Gajraj, N. M. 2005. “Botulinum Toxin a Injection of the Obturator Internus Muscle for Chronic Perineal Pain,” Journal of Pain 6; 5: 333-337. https://doi.org/10.1016/j.jpain.2005.01.353.
Gray, H. 1918. “The Muscles and Fasciæ of the Lower Extremity,” Anatomy of the Human Body, 20th Ed. Lead & Febiger.
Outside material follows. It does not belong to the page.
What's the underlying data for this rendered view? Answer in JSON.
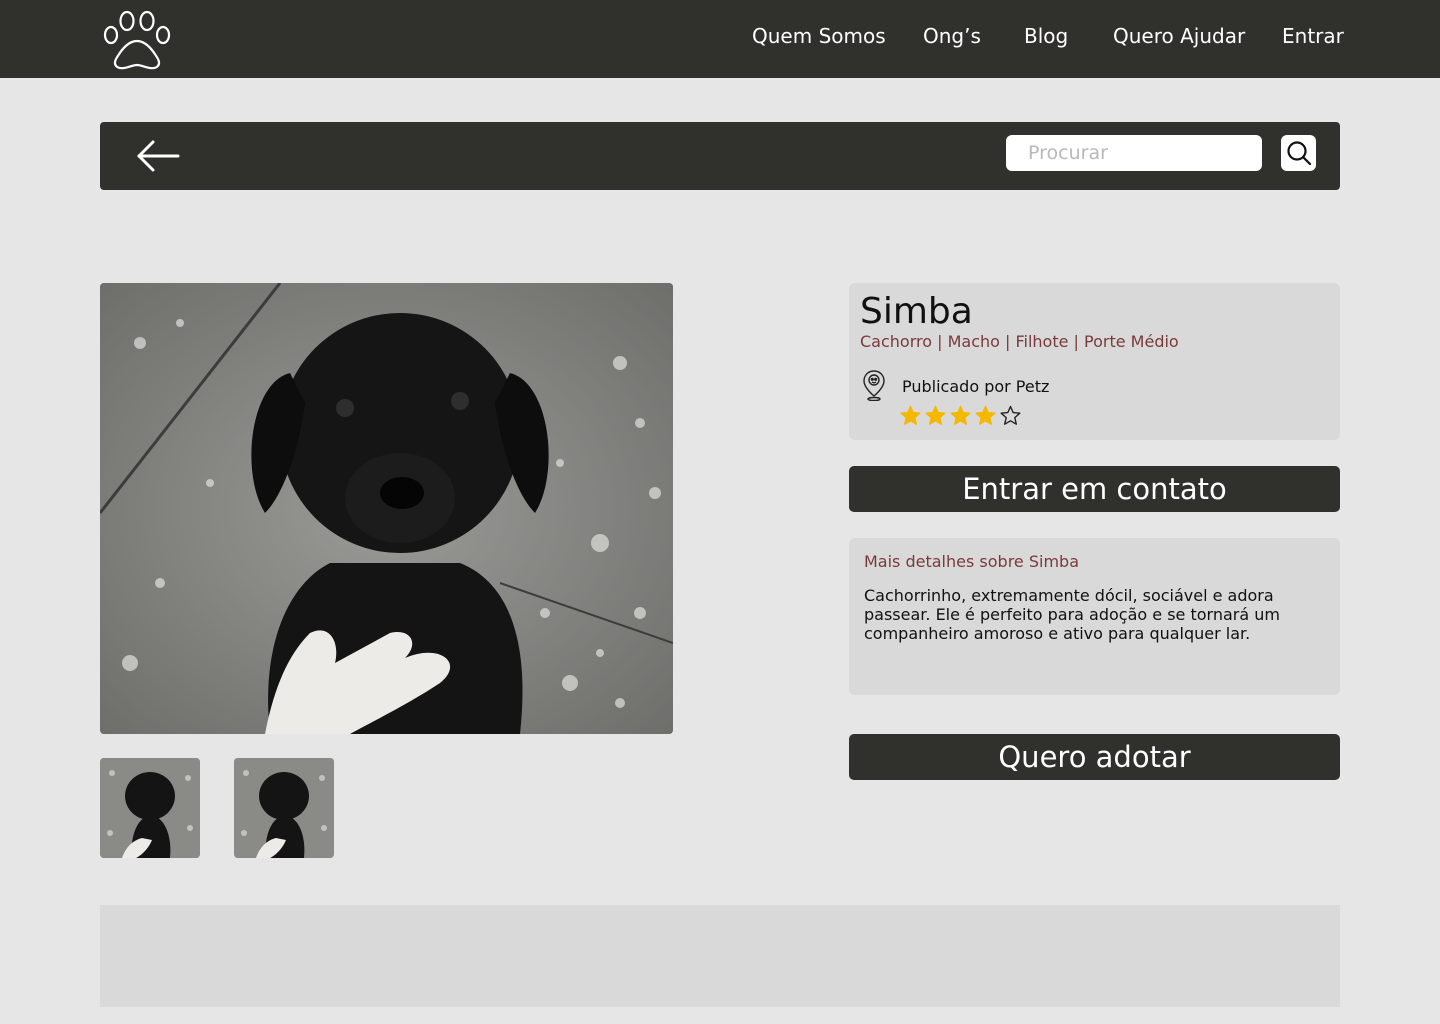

Philadelphia & New York, USA. 474-475, 477.
Grimaldi, A., Richardson, C., Durbridge, G., Donnelly, W., Darnell, R., Hides, J. 2009. “The association between degenerative hip joint pathology and size of the gluteus maximus and tensor fascia lata muscles,” Manual Therapy 14; 6: 611-617. https://www.sciencedirect.com/science/article/abs/pii/S1356689X08001689.
Hardcastle, P., Nade, S. 1985. “The significance of the Trendelenburg test,” The Bone & Joint Journal. Nov Issue. https://doi.org/10.1302/0301-620X.67B5.4055873.
Koshima, I., Urushibara, K., Inagawa, K., Moriguchi, T. 2001. “Free tensor fasciae latae perforator flap for the reconstruction of defects in the extremities,” Plastic and Reconstructive Surgery 107(7): 1759-1765. https://europepmc.org/abstract/med/11391196.
Macnicol, M. F., Makris, D. 1991. “Distal transfer of the greater trochanter,” The Bone & Joint Journal. Sep Issue. https://doi.org/10.1302/0301-620X.73B5.1894678.
Moses, S. 2014. “Hip Range of Motion,” Family Practice Notebook. Accessed 27 Mar 2019. https://fpnotebook.com/Ortho/Exam/HpRngOfMtn.htm.
Papadopooulos, M., Chugh, S., Fitzgerald, R., Thomas, R. J. 2000. “Obturator Internus Pyomyositis,” Orthopedics 23(4): 383-384. https://doi.org/10.3928/0147-7447-20000401-20.
Platzer, W. 2004. Color Atlas of Human Anatomy, Vol. 1: Locomotor System 5th Ed. Thieme. New York, USA.
Quinn, E. 2019. “Generally Accepted Values for Normal Range of Motion (ROM) in Joints,” verywellhealth.com. Accessed 19 Mar 2019. https://www.verywellhealth.com/what-is-normal-range-of-motion-in-a-joint-3120361.
Roaas, A., Andersson, G. B. J., 1982. “Normal Range of Motion of the Hip, Knee and Ankle Joints in Male Subjects, 30-40 Years of Age,” Acta Orthopaedica Scandinavica, 53:2, 205-208. https://www.tandfonline.com/doi/abs/10.3109/17453678208992202.
Viani, R. M., Bromberg, K., Bradley, J. S. 1998. “Obturator Internus Muscle Abscess in Children: Report of Seven Cases and Review,” Clinical Infectious Diseases 28: 117-122.
Visible Body. 2019. “Muscle Premium,” VisibleBody.com. Purchasable Application. Accessed 21 Feb 2019.
Washington State DSHS. 2014. “Range of Joint Motion Evaluation Chart,” Washington State Department of Social & Health Services. Accessed 20 Mar 2019. https://www.dshs.wa.gov/sites/default/files/FSA/forms/pdf/13-585a.pdf.
Weil, R. 2017. “What’s the Strongest Muscle in the Human Body?” Medicinenet.com. Accessed 29 Mar 2019. https://www.medicinenet.com/strongest_muscle_in_the_human_body/ask.htm.
Kevin B. Rosenbloom, C.Ped, Sports Biomechanist
Kevin B. Rosenbloom, founder and president of KevinRoot Medical, is a renowned certified pedorthist and sports biomechanist practicing in Santa Monica, CA. With his continuing research on the historical development of foot and ankle pathologies, comparative evolution of lower extremities and the modern environmental impacts on ambulation, he provides advanced biomechanical solutions for his patients and clients.